BEAUTY, they say, is in the eye of the beholder. Among the Mursi tribe of Ethiopia, the axiom aptly captures a cultural practice in which the beauty of a woman is defined more by the extent of the size or length of her lips. To that extent, much is done to ensure that her lips are dextended by artificial means just so that her beauty wins publuc and cultural approvals.
As part of the routine, a mother is culturally obligated to help her daughter deepen her outward beauty by cutting open her lower lip when she reaches 15 or 16 years. It is then held open with the use of a sodden plug until the wound heeals. However, the girl is at liberty to decide how beauty she can be by extending her lips by stretching them beyond her mother’s initial definition.
Though the process is painful, Mursi women are always ready to pay the price even as it lasts for several months
Though the practice is now restricted to Mursis living around Omo Valley, a largely isolated Ethiopian region, wearing of wooden plates, which goes along with the wearing of traditional clothing and accessories, is mostly done when serving men food, milking cows and during important rituals like weddings.
Generally, wooden plates are worn by unmarried girls and or newly weds. Older women with children also do so freely during important occasions.
Mainly however, unmarried women, particularly those with large designs, often wear them in public. Significantly, no husband or boyfriend is expected to sleep with his bride or girl friend until her lips are completely healed. However, this tradition is increasingly being violated as newly weds and even unmarried couples are known to be sleeping with their love ones, being unable to resist the allure of their beautify women. This is the case sometimes even before the women have pierced their lips.
Lip plates come with a number of significances for Mursi women. In the main, it is a great symbol of beauty. More so, it marks a commitment to the husband as women wear long lips with great pride when serving him food. Its connection to matrimony is such that when the husband passes, the women removes the lip plate following the belief that her external beauty passed on with his death.

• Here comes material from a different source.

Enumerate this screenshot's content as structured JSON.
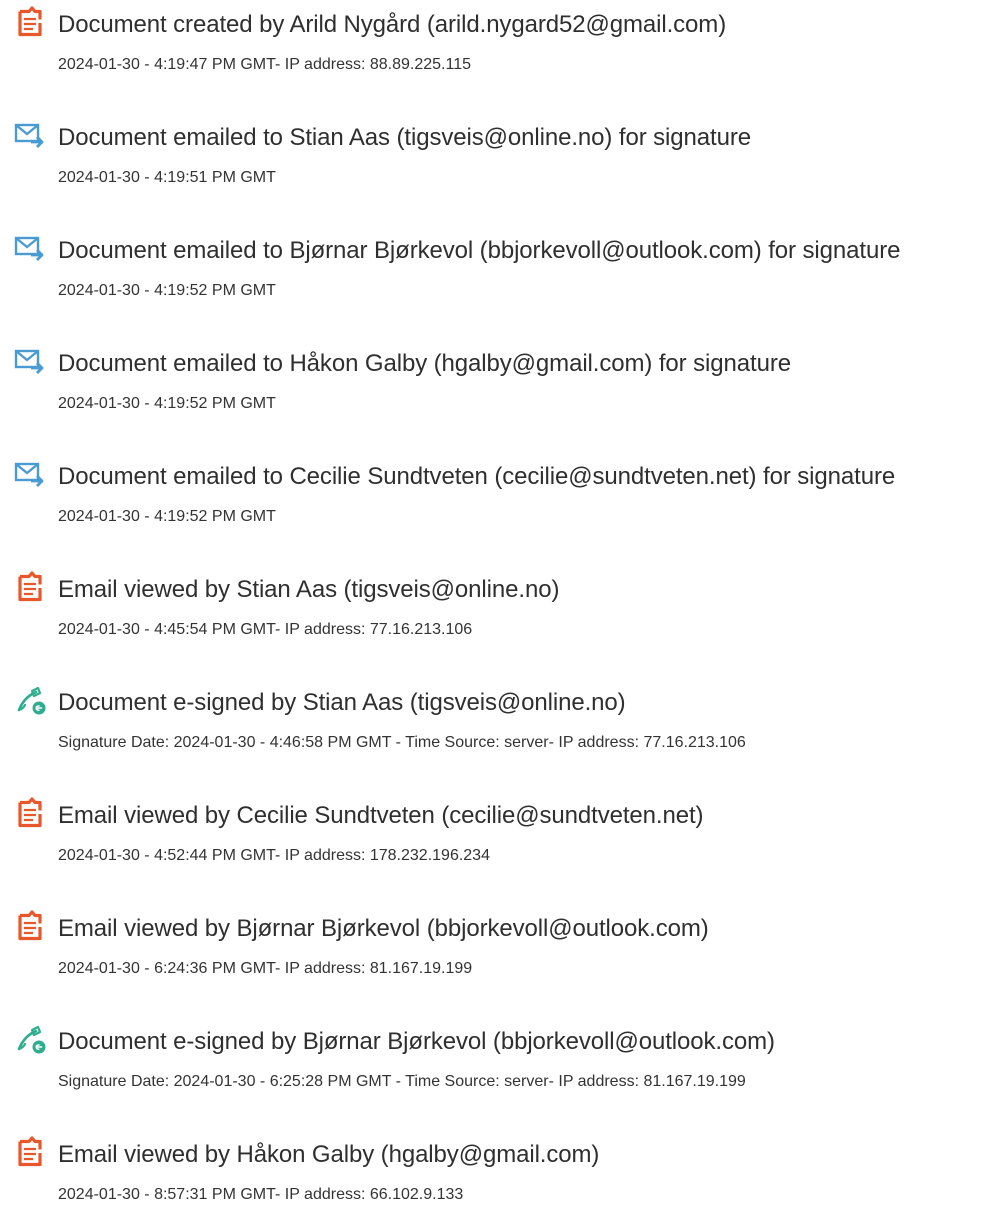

The other reason Mursi women wear plates is that it is a remarkable visual marker of the tribe’s identity. They are of the belief that without it, they run the risk of being mistaken for a member of another tribe.